Still, she said, the stigma around staying in New York City is not that pervasive since it is so common.

Shalhevet college counselor Ms. Lisa Gruenbaum made similar observations, referring to the attitude of parents.

“It’s usually that at the end of the day family is more important and I want my child close to me because I feel like I can support them through college, help them through college,’” Ms. Gruenbaum said.

“And those families tend to think that any benefit the student is getting from being closer to their family, is greater than the benefits they would receive from earning their degree at an institution far away from home.”

A shift both Ms. Walls and Ms. Gruenbaum have noticed is that with the increasing competitiveness of UC schools due to their low cost and increasing prestige, it has become more difficult for students to be accepted. So Santa Monica College has become much more of an option, or students can go to a school far away if accepted.

Staying local doesn’t work for everyone.

“It’s getting harder now that all the California schools are so competitive,” Lisa said. “So I think that is hurting the situation because it is more likely that students who want to stay close to home will go to Santa Monica College with the hopes of transferring, as opposed to going straight to a four-year school. SMC is still a good system, but it’s only one system, so their options are more limited now.”

For Shalhevet students, the options for prestigious private schools in California are Stanford, USC, and the Claremont colleges. But with Stanford’s four-percent acceptance rate, it’s not exactly an option anyone can plan on.

Additionally, schools on the East Coast have the strongest Jewish communities.

The Claremont colleges, a consortium of five undergraduate liberal arts colleges and two graduate institutions, are extremely competitive as well.

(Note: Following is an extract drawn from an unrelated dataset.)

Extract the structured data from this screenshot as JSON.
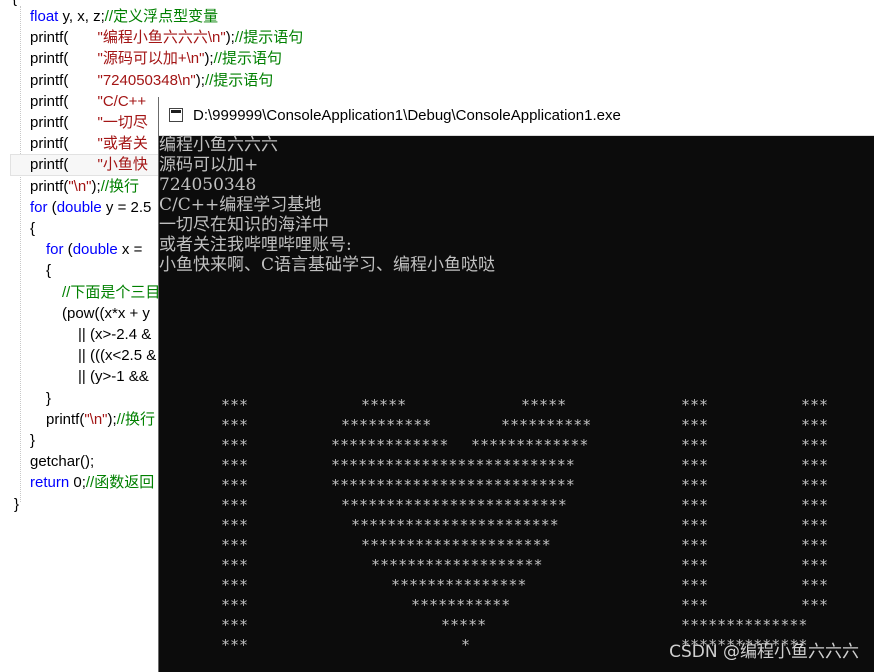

The consortium includes Claremont Mckenna, Pitzer, Pomona, Harvey Mudd and Scripps.

But those schools do not have as strong of a Jewish community (only 12 percent of all their undergraduates are Jewish according to Hillel) as a place like George Washington University (26 percent Jewish), the University of Maryland at College Park (20 percent Jewish), Brandeis (44 percent Jewish), Rutgers University, New Brunswick (18 percent Jewish) and the University of Pennsylvania (17 percent Jewish).


Senior David Khakshooy wants to leave home for college, but his parents want him to go to Santa Monica Community College and transfer to a UC. Of his 26 cousins, he says 24 of them took that route, most of them from public high schools.

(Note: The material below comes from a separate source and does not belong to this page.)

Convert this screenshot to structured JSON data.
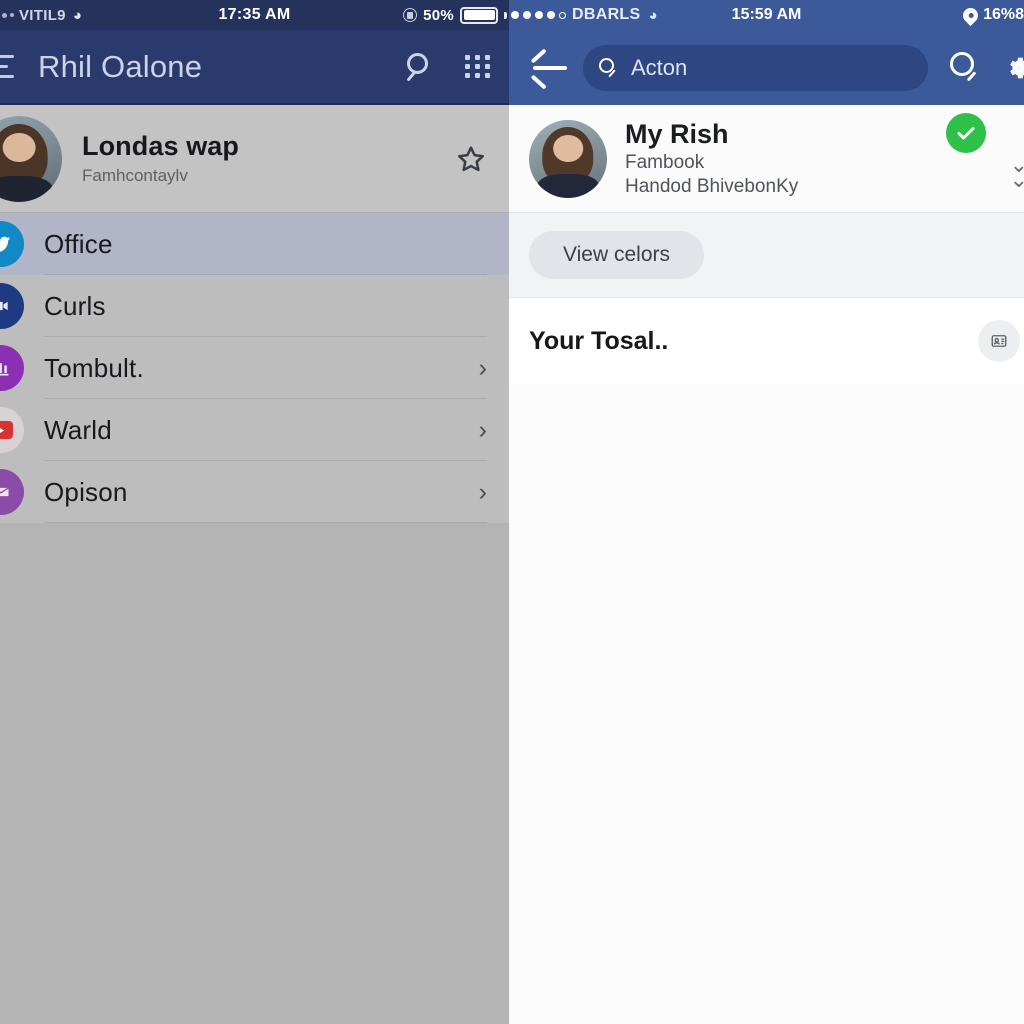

“It wasn’t a choice for most of them,” David said, and they didn’t think about it since going to SMC was always the plan.

David said his parents would let him attend a UC straight out of high school, but he doesn’t think he can get into one. California state universities are an option, but his parents strongly prefer he go to SMC, because then he won’t be able to move into a dorm since those campuses don’t have any.

If he attends UCLA, he will be able to dorm, which his parents do not want.  He said he wants the independence of living on his own.

“My parents want to force me to stay in California,” David said. “I’m still applying out of state, because maybe I can convince them. If not, maybe I’ll take a loan out and go, because they won’t pay for an out-of-state school.”

The numbers of kids flying the coop is increasing in New York as well as Los Angeles.

Ms. Biller-Levy said that when she attended Flatbush, not everyone was expected to go to college. This generation, everyone is expected to pursue a higher education. So she believes it is possible that in 10 or 15 years, an additional step will be taken where families are comfortable with students going out of state.

She has already been seeing in the last few years, she said.

“There are some students who assume that … going away has been taken off the table right off the bat,” said Ms. Biller-Levy. “But then you have students who don’t necessarily want to do that.”

For now, the trend has mostly stayed the same. She said out of a grade of 150 students, there are only a handful of kids — “I can count them on my two hands” — who are planning on leaving the state of New York.